Boston City Hospital
Due to the need in the mid 1800's for a hospital to care for the sick poor, the city initiated plans for the construction of a city hospital. Chapter 113 of the Acts of 1858 established a City Hospital. Construction began in 1861 and the Boston City Hospital opened on June 1, 1864. The Hospital was under the charge of a Board of Trustees. Over time, besides the main hospital, the Trustees had charge of the South Department for contagious diseases, the Sanatorium Division at 249 River Street, Mattapan (for tuberculosis patients), Long Island Division (for chronic diseases) and East Boston Relief Station. Relief Stations were closed to patients on March 15, 1938; East Boston Relief Station was reopened on a twenty-four hour basis on October 15, 1945. The trustees were initially incorporated by Chapter 174 of the Acts of 1880 and authorized to receive and hold real and personal estate bequeathed or devised to said corporation to an amount not exceeding $1,000,000. By the 1950s, the trustees were authorized to receive and hold real and personal estate bequeathed or devised to said hospital corporation to an amount not exceeding $10,000,000. The Hospital Department and the Health Department were merged as the Health and Hospitals Department by Chapter 656 of the Acts of 1965. The Board of Health and Hospitals by this same statute was incorporated as the Board of Trustees of Health and Hospitals.

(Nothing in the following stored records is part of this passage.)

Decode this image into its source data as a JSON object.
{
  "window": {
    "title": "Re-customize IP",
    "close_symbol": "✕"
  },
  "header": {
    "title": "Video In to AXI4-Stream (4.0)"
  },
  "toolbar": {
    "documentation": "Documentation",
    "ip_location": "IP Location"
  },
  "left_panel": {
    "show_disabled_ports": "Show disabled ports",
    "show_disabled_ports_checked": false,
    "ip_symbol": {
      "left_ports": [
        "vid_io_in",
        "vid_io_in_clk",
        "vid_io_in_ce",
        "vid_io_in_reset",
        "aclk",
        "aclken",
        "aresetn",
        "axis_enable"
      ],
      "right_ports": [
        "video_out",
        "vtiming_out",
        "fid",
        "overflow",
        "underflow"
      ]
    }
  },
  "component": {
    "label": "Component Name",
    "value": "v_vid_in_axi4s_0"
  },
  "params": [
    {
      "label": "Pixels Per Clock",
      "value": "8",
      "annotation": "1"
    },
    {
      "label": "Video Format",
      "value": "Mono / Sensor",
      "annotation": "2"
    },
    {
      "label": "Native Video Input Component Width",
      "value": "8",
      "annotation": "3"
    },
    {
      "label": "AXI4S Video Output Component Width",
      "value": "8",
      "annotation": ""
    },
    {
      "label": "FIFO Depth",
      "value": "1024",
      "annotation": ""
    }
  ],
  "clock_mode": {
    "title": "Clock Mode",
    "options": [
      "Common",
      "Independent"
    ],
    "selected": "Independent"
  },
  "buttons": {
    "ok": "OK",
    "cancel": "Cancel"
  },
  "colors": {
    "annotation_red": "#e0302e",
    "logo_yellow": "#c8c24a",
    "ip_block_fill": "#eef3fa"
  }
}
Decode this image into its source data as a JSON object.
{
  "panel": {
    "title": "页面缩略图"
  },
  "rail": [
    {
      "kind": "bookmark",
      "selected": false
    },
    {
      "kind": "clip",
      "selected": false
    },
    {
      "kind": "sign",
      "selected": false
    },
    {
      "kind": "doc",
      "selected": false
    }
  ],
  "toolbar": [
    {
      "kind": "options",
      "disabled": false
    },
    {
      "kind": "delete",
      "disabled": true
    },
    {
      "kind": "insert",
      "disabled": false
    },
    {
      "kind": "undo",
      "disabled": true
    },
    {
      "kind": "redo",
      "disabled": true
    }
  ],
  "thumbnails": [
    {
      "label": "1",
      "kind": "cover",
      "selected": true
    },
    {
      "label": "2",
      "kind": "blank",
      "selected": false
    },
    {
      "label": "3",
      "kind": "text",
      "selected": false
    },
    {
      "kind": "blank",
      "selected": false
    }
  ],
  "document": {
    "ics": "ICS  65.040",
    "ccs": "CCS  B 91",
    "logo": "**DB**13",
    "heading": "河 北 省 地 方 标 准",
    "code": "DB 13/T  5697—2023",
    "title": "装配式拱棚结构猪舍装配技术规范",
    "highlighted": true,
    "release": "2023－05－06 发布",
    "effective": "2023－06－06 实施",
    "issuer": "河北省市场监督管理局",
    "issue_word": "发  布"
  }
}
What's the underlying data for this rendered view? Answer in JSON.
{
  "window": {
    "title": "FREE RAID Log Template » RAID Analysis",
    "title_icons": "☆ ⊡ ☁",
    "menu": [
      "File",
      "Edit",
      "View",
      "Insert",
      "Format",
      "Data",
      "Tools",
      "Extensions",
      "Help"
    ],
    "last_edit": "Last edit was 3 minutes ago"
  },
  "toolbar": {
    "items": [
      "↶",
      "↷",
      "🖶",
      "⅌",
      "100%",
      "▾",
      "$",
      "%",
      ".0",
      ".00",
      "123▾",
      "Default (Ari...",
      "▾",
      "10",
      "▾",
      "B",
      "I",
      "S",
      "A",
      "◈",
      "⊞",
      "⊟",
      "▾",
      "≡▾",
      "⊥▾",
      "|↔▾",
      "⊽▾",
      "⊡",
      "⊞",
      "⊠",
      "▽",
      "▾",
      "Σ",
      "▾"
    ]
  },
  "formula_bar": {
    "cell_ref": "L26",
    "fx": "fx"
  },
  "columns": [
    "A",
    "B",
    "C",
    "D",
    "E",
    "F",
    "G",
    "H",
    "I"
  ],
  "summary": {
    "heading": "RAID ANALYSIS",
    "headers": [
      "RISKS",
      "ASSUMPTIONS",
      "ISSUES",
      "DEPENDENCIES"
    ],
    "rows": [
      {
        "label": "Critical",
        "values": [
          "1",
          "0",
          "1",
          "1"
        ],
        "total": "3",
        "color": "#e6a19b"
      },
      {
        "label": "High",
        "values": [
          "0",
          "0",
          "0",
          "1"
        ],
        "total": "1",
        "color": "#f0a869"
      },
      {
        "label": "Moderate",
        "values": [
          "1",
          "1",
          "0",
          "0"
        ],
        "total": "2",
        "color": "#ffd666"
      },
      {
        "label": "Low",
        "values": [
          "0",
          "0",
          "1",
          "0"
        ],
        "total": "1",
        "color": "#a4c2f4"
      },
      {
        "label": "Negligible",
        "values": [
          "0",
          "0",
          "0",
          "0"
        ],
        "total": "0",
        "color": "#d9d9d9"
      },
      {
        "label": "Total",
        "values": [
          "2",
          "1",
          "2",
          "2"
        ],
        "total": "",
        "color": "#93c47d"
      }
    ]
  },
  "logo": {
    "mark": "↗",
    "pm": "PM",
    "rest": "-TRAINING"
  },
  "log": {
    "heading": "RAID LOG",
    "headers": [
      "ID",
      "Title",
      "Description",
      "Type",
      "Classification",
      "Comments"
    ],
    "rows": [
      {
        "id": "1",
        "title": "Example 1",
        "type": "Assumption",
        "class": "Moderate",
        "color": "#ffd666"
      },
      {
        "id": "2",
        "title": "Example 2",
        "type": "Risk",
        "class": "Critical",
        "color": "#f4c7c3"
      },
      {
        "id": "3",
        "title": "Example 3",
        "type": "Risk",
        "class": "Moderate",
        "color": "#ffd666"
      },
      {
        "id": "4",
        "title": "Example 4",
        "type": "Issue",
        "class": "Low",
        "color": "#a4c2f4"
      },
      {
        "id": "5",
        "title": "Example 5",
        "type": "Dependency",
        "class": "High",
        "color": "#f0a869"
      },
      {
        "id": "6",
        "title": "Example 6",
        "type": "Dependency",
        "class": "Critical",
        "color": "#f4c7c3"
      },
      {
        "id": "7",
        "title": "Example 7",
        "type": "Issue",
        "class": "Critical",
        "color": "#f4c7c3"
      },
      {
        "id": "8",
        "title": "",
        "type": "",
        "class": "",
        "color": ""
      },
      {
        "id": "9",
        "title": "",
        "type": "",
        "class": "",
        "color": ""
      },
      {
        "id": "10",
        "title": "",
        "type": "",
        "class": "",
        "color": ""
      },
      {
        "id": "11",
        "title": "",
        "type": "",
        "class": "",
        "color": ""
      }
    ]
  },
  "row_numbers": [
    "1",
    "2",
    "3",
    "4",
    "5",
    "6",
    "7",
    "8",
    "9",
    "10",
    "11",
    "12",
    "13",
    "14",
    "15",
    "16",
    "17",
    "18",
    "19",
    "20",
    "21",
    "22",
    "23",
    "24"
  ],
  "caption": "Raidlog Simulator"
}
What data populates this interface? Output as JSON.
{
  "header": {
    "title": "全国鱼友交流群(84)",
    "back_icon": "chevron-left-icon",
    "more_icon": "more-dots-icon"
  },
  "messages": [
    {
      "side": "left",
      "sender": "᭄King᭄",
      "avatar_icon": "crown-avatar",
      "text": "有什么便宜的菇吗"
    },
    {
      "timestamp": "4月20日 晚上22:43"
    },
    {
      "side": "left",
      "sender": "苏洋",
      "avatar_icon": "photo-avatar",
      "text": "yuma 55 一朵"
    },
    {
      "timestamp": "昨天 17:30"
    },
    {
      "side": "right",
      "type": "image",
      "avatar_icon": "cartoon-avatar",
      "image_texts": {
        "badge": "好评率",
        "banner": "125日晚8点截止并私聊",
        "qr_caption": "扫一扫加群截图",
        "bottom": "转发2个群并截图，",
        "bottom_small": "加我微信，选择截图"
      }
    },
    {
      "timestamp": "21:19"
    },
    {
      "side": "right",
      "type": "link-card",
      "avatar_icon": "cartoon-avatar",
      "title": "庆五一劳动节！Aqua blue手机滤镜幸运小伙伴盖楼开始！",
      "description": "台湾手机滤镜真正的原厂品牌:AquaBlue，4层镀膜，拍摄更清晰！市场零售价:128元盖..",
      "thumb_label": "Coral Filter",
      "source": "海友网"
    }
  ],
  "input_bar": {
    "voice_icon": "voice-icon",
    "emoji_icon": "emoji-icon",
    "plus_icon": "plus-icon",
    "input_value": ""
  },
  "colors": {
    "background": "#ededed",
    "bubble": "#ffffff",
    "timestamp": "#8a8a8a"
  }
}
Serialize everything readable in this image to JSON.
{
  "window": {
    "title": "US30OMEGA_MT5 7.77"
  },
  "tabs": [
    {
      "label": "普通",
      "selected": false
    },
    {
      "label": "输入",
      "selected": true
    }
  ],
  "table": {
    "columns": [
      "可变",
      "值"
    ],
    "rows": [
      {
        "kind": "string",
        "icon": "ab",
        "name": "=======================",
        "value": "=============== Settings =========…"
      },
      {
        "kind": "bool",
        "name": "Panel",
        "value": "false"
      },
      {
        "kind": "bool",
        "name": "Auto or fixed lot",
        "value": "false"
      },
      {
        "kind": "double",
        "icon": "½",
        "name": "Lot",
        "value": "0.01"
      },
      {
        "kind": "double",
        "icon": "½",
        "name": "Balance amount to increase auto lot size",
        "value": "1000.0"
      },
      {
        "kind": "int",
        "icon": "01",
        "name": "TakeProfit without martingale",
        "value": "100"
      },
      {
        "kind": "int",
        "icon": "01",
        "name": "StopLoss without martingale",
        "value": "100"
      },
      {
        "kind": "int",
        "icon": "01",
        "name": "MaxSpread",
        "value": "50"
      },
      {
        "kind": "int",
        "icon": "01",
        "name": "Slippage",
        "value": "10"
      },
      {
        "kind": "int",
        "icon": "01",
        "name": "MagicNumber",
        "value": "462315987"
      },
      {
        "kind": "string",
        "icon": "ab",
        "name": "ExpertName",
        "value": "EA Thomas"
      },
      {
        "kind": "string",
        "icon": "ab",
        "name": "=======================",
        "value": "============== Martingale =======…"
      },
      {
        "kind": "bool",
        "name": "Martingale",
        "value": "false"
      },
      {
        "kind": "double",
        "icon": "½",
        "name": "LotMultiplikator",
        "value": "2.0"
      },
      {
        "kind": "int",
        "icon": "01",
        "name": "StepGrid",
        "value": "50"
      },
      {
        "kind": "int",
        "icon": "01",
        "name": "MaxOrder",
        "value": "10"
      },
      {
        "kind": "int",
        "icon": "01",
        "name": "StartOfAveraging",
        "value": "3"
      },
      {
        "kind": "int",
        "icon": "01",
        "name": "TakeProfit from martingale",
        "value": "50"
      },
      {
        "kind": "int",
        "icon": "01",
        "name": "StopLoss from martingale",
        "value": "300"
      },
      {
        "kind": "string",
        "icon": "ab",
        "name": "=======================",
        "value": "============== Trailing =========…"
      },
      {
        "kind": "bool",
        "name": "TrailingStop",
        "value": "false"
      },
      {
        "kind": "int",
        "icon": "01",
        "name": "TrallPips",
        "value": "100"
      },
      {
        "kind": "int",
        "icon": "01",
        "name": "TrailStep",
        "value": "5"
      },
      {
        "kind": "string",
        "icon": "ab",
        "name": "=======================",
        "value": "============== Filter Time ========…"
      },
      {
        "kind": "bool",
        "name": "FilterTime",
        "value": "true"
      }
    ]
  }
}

Found in 18 Collections and/or Records:
A history of the Boston City hospital from its foundation until 1904
Boston City Hospital collection
Boston City Hospital merger files
Box 046 Aerial views
Box 046 Exteriors 1
Box 046 Exteriors 2
Box 047 Doctors
Box 047 Staff
Box 047 Wards, clinics, ambulances
Box 048 Behind the scenes
Box 048 People
City Council Committee on Establishing a City Hospital records
This series is divided into two sub series. Sub series I: Committee records includes the notes, minutes, reports and orders of the Committee. Sub series II: Correspondence includes the letters received in response to the Committee's October 1849 inquiry to specific physicians, and also the letters received in March and April 1850 in response to the circular sent to the Massachusetts Medical Society.